Actually I have exciting news regarding our new virtual island. This is 8 times the size of our original space, and uses the open source software Open Sim:

Booralie 2 opensim_001

Our new world will be accessible by our Primary students. I can't wait to see their creativity come out in the world.

My colleague Tim Barrett is about to launch on an experiment to create a 3D version of his online Studies of Religion course. The idea is that students will literally walk through his course, journeying from location to location and immersing themselves in the relevant places, contexts, and moments in history. Instead of 'writing about' they'll 'role play', and when I say 'role play' I mean enter a 3D mosque, or cathedral, or temple, or church, and gain insight into how people's view of the universe is projected onto their buildings.

You can see Tim's blog here :http://www.chaplaincymatters.org/ and follow him on Twitter:http://twitter.com/tim__barrett

The same article, and a further one by Margie Sheedy in the same paper, refer to the 'Real Audience Project' - I've blogged a plenty about this. It's our name for taking student work and throwing it on the net. Not just in ONE class, but heading towards EVERY class in the school having an online 'stage' where student thoughts, essays, poetry, songs, videos, insights are put forward for the world to seeand respond to. A couple of prime examples: http://learningin10.wordpress.com/ (6 year olds talking about war), http://nbcsnews.wordpress.com (with 16,000 visitors), and 

A hidden jewel in the article by Johnston refers to "one group of HSC students recently debated politics with teenagers at an international school in Vietnam". This is a twist on the Real Audience Project. Why learn about the issues in the 'Society and Culture' course via a textbook, when you can interact directly with students from Vietnam? Students from this class report profound new insights that have arisen from this approach. The teacher of this class is Mrs Shani Hartley. Her students blog here: http://saclife.edublogs.org/. She blogs here: http://shartley.edublogs.org/ Follow her on Twitter here: @shhartley .

Shani is an inspiration, and a very active member of our school's innovation unit, the "Sydney Centre for Innovation in Learning". Have a look at the blogs and twitter feeds of some other of my colleagues:

Mark Liddellhttp://markliddell.wordpress.com/

Grant Harbor (who drives Real Audience Project with me): http://gharbor.wordpress.com/ (Grant is also a Moodle guru)

Chris Woldhuishttp://edwoldblogwold.blogspot.com/

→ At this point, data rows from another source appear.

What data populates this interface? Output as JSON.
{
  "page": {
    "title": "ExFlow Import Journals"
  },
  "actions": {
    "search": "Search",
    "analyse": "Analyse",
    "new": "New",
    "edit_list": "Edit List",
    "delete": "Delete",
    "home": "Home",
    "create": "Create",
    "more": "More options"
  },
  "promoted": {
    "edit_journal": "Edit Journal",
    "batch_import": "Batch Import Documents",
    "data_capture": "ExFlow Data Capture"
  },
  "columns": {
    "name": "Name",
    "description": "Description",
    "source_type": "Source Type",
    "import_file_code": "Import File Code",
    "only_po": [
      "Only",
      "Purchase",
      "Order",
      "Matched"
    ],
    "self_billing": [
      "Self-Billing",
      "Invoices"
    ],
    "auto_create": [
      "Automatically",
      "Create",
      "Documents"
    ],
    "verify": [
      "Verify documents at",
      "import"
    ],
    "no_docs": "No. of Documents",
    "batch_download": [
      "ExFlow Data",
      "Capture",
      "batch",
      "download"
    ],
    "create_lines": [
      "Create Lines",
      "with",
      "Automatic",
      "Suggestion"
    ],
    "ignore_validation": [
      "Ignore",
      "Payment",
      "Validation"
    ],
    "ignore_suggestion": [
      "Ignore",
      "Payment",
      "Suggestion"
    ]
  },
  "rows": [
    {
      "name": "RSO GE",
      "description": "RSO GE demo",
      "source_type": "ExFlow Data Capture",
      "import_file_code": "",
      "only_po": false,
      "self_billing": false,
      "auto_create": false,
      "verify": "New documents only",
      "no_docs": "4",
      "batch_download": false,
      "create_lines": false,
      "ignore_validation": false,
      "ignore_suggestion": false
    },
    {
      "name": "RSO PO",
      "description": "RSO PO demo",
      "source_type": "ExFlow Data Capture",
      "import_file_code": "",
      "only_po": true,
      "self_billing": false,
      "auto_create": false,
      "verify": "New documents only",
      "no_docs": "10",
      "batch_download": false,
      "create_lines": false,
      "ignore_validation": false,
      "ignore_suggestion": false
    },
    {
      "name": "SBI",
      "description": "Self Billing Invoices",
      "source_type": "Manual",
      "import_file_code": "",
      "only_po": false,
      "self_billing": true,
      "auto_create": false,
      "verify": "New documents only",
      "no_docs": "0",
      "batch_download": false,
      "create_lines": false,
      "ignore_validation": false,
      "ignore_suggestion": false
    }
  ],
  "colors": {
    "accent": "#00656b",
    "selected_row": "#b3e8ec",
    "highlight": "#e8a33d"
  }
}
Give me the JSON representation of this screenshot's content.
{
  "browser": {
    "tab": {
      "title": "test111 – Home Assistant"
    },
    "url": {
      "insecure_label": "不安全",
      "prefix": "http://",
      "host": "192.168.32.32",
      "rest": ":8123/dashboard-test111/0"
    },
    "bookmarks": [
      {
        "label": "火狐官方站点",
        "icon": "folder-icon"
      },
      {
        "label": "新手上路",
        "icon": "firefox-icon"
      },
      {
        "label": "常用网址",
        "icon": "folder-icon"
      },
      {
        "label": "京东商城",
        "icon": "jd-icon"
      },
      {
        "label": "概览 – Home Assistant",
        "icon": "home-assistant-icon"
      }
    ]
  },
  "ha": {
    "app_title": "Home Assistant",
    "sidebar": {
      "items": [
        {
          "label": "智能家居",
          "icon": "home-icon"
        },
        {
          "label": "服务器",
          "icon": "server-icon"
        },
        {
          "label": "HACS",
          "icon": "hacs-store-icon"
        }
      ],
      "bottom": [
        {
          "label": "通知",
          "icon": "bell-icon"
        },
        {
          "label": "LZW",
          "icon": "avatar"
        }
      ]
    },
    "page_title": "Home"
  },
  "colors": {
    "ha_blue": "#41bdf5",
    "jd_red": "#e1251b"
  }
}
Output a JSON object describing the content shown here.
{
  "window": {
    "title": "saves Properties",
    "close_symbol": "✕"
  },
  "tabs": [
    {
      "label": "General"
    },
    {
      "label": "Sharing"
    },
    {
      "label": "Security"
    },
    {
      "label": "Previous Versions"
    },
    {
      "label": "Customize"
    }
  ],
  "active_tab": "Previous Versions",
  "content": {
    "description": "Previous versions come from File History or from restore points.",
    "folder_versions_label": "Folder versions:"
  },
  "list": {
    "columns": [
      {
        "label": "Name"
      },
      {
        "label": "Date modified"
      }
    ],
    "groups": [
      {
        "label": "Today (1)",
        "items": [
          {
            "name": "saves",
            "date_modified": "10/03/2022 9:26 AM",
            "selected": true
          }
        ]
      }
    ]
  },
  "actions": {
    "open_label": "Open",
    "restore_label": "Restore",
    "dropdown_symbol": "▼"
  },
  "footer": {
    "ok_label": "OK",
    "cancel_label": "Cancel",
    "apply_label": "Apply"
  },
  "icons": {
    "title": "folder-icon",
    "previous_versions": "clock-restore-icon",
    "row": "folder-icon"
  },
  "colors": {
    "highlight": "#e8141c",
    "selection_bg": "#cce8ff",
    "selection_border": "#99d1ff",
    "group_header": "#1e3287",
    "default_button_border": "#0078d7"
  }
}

If you'd like to visit our school and see some of these, and other projects in practice, drop us a line. See www.scil.nsw.edu.au/pd for more information. 

This is just the beginning. You can subscribe to my blog (see the right hand column of this page) and you can join us on this journey. I'd love to hear from you, and I'll keep you in touch with where we go next.

A Day In the Life of Booralie Island, our School's Virtual World

A typical day in our virtual 3D island:

At lunch each Friday we all meet to build, swap ideas, and so on.

I noticed one student - a boy in Year 8 - had built a little ANZAC memorial in front of his shop:


In Australia it is 'ANZAC day' in a couple of days from now - where we remember Australian and New Zealand soldiers and their sacrifice in World War 1.

The sign needs updating, of course :-)

Then, some of the Year 9 girls said they had built a recording studio. Here is one small part of it:


They have programmed the drums, keyboard and guitar so that it looks like you are actually playing them, i.e. it's animated.

When I arrived home from school, I thought I'd log back into Booralie Island, and found some students working on a Coliseum - style arena. Some other students were logged in and were chatting:


Booralie is a great 'equaliser' in social interactions, partly because of the social codes and culture we've established, and I think it helps that students have pretend names too.

Just another day, where as normal I am highly impressed at students from my school and what they are creating in our little virtual world!